The marketing service is completely unclear whether it is necessary to calculate new niches (sales markets)? Do I need to look for (calculate) new solutions? What materials about the company need to be prepared, because it is not clear what the company is strong in? What events do you need to participate in? What solutions should be promoted to the market? These questions can continue to be asked endlessly. Yes, and why? The “Z” project will appear and the company will start all over again …
The staff service is completely unclear what kind of specialists to look for? Whom and what to teach? And most importantly, why?
The tender preparation service is completely incomprehensible in which contests to participate, and in which it is not worth it? What contests, and for which customers to track? What are the strengths and weaknesses of competitors?
The following questions: “What are the“ keep ”rates and margins?”. And why? There are many questions. There are no answers.
In fairness, it is worth noting that the above example is not very typical for medium-sized (from 300-500 employees) and large (more than 1000 employees) companies with developed sales services and significant production resources. Although, if desired, a large company can be “torn to shreds.”
The given example is more typical for small companies from several tens to 100-150 people, in which the production resource must be disposed of (a bad word!) – involved in projects (!), At least 70% -75% per year. And do not be in a permanent expectation of “their” projects, while the company implements non-core projects by the forces of quickly hired new employees.
The remaining 25-30% is pre-commissioning, training, preparation of materials and other work required by the company.

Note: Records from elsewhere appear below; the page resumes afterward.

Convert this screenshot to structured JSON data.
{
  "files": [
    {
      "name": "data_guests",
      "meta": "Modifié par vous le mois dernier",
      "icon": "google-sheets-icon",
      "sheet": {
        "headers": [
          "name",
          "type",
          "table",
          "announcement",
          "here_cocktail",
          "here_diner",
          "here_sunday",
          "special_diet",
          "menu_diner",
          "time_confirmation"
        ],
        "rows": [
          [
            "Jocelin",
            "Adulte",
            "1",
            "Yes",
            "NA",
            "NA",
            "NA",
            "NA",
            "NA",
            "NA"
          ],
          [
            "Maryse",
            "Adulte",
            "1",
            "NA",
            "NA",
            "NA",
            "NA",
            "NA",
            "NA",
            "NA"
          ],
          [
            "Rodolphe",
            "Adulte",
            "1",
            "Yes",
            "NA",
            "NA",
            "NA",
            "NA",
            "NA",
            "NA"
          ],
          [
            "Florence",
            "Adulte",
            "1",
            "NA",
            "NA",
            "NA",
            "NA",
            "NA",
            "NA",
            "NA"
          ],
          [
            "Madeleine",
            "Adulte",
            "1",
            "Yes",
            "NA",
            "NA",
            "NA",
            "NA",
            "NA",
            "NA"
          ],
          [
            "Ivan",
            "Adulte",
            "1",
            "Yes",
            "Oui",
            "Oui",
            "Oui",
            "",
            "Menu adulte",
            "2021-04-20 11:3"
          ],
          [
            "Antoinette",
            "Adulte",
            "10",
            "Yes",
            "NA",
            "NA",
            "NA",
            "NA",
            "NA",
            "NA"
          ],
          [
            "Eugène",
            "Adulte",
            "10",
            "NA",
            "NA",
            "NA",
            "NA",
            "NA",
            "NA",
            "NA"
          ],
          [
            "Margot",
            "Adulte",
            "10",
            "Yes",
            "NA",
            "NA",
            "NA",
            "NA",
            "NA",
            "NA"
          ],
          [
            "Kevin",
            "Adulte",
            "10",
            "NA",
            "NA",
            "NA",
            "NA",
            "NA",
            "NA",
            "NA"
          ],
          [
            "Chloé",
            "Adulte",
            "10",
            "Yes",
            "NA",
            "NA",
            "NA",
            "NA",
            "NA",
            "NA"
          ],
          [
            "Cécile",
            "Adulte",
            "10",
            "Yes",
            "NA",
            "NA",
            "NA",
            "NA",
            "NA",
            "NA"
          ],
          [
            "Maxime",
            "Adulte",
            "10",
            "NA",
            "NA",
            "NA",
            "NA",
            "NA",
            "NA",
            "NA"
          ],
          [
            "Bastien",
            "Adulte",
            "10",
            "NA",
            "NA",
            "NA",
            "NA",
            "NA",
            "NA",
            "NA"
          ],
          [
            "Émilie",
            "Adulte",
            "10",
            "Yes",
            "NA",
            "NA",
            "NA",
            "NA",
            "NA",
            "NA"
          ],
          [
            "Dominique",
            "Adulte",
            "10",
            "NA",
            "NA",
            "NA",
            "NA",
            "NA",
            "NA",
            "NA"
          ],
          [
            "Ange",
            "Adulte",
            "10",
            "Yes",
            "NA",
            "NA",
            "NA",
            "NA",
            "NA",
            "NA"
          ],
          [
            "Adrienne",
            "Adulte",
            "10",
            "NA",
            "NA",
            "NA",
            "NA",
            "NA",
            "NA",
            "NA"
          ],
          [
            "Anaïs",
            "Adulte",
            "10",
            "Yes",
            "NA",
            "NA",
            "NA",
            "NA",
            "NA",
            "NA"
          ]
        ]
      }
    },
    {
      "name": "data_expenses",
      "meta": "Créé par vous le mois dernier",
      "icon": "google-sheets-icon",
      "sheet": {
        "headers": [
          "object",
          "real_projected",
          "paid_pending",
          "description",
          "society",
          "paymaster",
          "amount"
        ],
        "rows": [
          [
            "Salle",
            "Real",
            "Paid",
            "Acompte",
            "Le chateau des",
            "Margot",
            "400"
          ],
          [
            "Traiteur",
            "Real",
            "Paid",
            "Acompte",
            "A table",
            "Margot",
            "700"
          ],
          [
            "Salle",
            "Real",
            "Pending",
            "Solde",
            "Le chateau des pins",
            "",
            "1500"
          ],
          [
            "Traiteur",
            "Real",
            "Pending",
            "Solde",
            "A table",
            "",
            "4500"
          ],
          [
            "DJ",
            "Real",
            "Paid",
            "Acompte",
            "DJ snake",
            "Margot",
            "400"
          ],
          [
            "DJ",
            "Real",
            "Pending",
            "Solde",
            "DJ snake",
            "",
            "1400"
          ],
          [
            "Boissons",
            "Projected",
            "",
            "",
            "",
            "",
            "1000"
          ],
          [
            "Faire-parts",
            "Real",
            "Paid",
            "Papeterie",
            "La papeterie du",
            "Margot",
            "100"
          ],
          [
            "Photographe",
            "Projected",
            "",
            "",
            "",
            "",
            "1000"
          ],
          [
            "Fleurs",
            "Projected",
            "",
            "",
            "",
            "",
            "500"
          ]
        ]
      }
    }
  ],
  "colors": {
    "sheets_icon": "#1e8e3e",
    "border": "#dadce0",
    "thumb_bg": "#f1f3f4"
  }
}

I want to strengthen this example with the logic “from the contrary”. In a previous article, I talked about the Intention (Idea) of a business.
Therefore, the “logic of the contrary”: there is no plan – it is not clear what we will do. “In the head” there is only a “goal”: “One must somehow earn money!” Suddenly, the “Design” appeared: “We will build houses!” “Peered”, none of the team can do this. The “goal” remained a “Wishlist” (an unattainable goal), but there was no real achievable goal, either. Therefore:
1. If the company does not have a development strategy, then the company does not have a new clear and standing level of intent, and therefore there is no new clear and substantial strategic goal.
2. If there is no strategic goal, there is no strategy for achieving it (development strategy).
3. If there is no development strategy, there is no concrete action plan for implementing the strategy.